▶ [THE PROBLEM] Could you give the data below again, exactly and completely?

▶ [MATERIAL PROVIDED]

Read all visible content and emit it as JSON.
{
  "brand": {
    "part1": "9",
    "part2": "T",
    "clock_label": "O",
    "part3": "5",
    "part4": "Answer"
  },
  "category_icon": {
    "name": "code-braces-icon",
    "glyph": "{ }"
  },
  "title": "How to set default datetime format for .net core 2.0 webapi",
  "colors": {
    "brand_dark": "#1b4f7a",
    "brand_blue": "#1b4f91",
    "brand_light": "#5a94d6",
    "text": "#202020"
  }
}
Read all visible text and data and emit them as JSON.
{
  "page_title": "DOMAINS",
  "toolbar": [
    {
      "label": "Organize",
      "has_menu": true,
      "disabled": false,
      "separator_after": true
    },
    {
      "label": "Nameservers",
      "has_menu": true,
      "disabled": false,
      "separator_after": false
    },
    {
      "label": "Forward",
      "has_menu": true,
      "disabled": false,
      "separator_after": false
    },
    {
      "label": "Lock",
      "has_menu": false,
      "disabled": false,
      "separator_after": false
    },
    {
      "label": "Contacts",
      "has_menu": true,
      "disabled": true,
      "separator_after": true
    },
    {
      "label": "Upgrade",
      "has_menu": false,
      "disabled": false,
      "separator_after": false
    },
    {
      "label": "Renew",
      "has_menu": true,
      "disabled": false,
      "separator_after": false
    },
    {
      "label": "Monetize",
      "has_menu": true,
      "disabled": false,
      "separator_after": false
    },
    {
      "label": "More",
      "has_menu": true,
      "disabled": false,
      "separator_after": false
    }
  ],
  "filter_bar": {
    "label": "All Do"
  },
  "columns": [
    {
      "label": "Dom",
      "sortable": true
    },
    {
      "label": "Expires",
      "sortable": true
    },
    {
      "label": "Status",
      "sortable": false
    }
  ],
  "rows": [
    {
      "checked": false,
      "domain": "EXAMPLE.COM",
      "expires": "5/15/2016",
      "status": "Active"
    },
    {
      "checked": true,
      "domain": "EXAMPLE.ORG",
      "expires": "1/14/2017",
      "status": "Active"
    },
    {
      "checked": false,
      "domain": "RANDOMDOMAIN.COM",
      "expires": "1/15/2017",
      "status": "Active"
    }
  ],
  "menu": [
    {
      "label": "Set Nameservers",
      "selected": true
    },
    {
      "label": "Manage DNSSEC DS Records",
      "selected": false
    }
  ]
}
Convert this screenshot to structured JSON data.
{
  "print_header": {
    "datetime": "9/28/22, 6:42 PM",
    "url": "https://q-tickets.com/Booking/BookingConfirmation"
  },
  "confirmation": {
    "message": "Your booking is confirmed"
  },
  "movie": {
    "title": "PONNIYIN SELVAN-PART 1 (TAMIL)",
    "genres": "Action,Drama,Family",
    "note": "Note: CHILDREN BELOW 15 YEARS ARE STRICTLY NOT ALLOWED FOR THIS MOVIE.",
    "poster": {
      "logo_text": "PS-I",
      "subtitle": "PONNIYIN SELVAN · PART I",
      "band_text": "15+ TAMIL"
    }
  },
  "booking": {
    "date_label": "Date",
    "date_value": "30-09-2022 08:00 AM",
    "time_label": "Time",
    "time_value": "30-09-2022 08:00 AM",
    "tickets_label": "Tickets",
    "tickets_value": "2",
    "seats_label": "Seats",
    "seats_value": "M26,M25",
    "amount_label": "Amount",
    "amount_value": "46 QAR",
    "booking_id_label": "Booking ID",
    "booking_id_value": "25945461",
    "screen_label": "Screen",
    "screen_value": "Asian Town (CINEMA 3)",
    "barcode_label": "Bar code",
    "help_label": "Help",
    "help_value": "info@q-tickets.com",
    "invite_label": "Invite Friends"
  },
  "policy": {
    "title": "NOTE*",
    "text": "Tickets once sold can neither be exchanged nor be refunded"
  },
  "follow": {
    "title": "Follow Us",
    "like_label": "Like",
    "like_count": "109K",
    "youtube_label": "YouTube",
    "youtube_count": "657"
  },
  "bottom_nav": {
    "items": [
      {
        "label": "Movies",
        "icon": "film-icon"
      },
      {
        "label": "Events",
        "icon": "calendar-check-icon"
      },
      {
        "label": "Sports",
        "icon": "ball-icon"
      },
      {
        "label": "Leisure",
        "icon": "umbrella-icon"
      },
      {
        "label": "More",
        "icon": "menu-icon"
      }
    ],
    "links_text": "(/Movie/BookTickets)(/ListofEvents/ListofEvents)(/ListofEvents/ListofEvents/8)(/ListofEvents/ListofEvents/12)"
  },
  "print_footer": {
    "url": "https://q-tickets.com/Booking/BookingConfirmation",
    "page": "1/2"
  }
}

▶ [ANSWER AREA]
Read all visible content and emit it as JSON.
{
  "brand": {
    "part1": "9",
    "part2": "T",
    "clock_label": "O",
    "part3": "5",
    "part4": "Answer"
  },
  "category_icon": {
    "name": "code-braces-icon",
    "glyph": "{ }"
  },
  "title": "How to set default datetime format for .net core 2.0 webapi",
  "colors": {
    "brand_dark": "#1b4f7a",
    "brand_blue": "#1b4f91",
    "brand_light": "#5a94d6",
    "text": "#202020"
  }
}
Read all visible text and data and emit them as JSON.
{
  "page_title": "DOMAINS",
  "toolbar": [
    {
      "label": "Organize",
      "has_menu": true,
      "disabled": false,
      "separator_after": true
    },
    {
      "label": "Nameservers",
      "has_menu": true,
      "disabled": false,
      "separator_after": false
    },
    {
      "label": "Forward",
      "has_menu": true,
      "disabled": false,
      "separator_after": false
    },
    {
      "label": "Lock",
      "has_menu": false,
      "disabled": false,
      "separator_after": false
    },
    {
      "label": "Contacts",
      "has_menu": true,
      "disabled": true,
      "separator_after": true
    },
    {
      "label": "Upgrade",
      "has_menu": false,
      "disabled": false,
      "separator_after": false
    },
    {
      "label": "Renew",
      "has_menu": true,
      "disabled": false,
      "separator_after": false
    },
    {
      "label": "Monetize",
      "has_menu": true,
      "disabled": false,
      "separator_after": false
    },
    {
      "label": "More",
      "has_menu": true,
      "disabled": false,
      "separator_after": false
    }
  ],
  "filter_bar": {
    "label": "All Do"
  },
  "columns": [
    {
      "label": "Dom",
      "sortable": true
    },
    {
      "label": "Expires",
      "sortable": true
    },
    {
      "label": "Status",
      "sortable": false
    }
  ],
  "rows": [
    {
      "checked": false,
      "domain": "EXAMPLE.COM",
      "expires": "5/15/2016",
      "status": "Active"
    },
    {
      "checked": true,
      "domain": "EXAMPLE.ORG",
      "expires": "1/14/2017",
      "status": "Active"
    },
    {
      "checked": false,
      "domain": "RANDOMDOMAIN.COM",
      "expires": "1/15/2017",
      "status": "Active"
    }
  ],
  "menu": [
    {
      "label": "Set Nameservers",
      "selected": true
    },
    {
      "label": "Manage DNSSEC DS Records",
      "selected": false
    }
  ]
}
Convert this screenshot to structured JSON data.
{
  "print_header": {
    "datetime": "9/28/22, 6:42 PM",
    "url": "https://q-tickets.com/Booking/BookingConfirmation"
  },
  "confirmation": {
    "message": "Your booking is confirmed"
  },
  "movie": {
    "title": "PONNIYIN SELVAN-PART 1 (TAMIL)",
    "genres": "Action,Drama,Family",
    "note": "Note: CHILDREN BELOW 15 YEARS ARE STRICTLY NOT ALLOWED FOR THIS MOVIE.",
    "poster": {
      "logo_text": "PS-I",
      "subtitle": "PONNIYIN SELVAN · PART I",
      "band_text": "15+ TAMIL"
    }
  },
  "booking": {
    "date_label": "Date",
    "date_value": "30-09-2022 08:00 AM",
    "time_label": "Time",
    "time_value": "30-09-2022 08:00 AM",
    "tickets_label": "Tickets",
    "tickets_value": "2",
    "seats_label": "Seats",
    "seats_value": "M26,M25",
    "amount_label": "Amount",
    "amount_value": "46 QAR",
    "booking_id_label": "Booking ID",
    "booking_id_value": "25945461",
    "screen_label": "Screen",
    "screen_value": "Asian Town (CINEMA 3)",
    "barcode_label": "Bar code",
    "help_label": "Help",
    "help_value": "info@q-tickets.com",
    "invite_label": "Invite Friends"
  },
  "policy": {
    "title": "NOTE*",
    "text": "Tickets once sold can neither be exchanged nor be refunded"
  },
  "follow": {
    "title": "Follow Us",
    "like_label": "Like",
    "like_count": "109K",
    "youtube_label": "YouTube",
    "youtube_count": "657"
  },
  "bottom_nav": {
    "items": [
      {
        "label": "Movies",
        "icon": "film-icon"
      },
      {
        "label": "Events",
        "icon": "calendar-check-icon"
      },
      {
        "label": "Sports",
        "icon": "ball-icon"
      },
      {
        "label": "Leisure",
        "icon": "umbrella-icon"
      },
      {
        "label": "More",
        "icon": "menu-icon"
      }
    ],
    "links_text": "(/Movie/BookTickets)(/ListofEvents/ListofEvents)(/ListofEvents/ListofEvents/8)(/ListofEvents/ListofEvents/12)"
  },
  "print_footer": {
    "url": "https://q-tickets.com/Booking/BookingConfirmation",
    "page": "1/2"
  }
}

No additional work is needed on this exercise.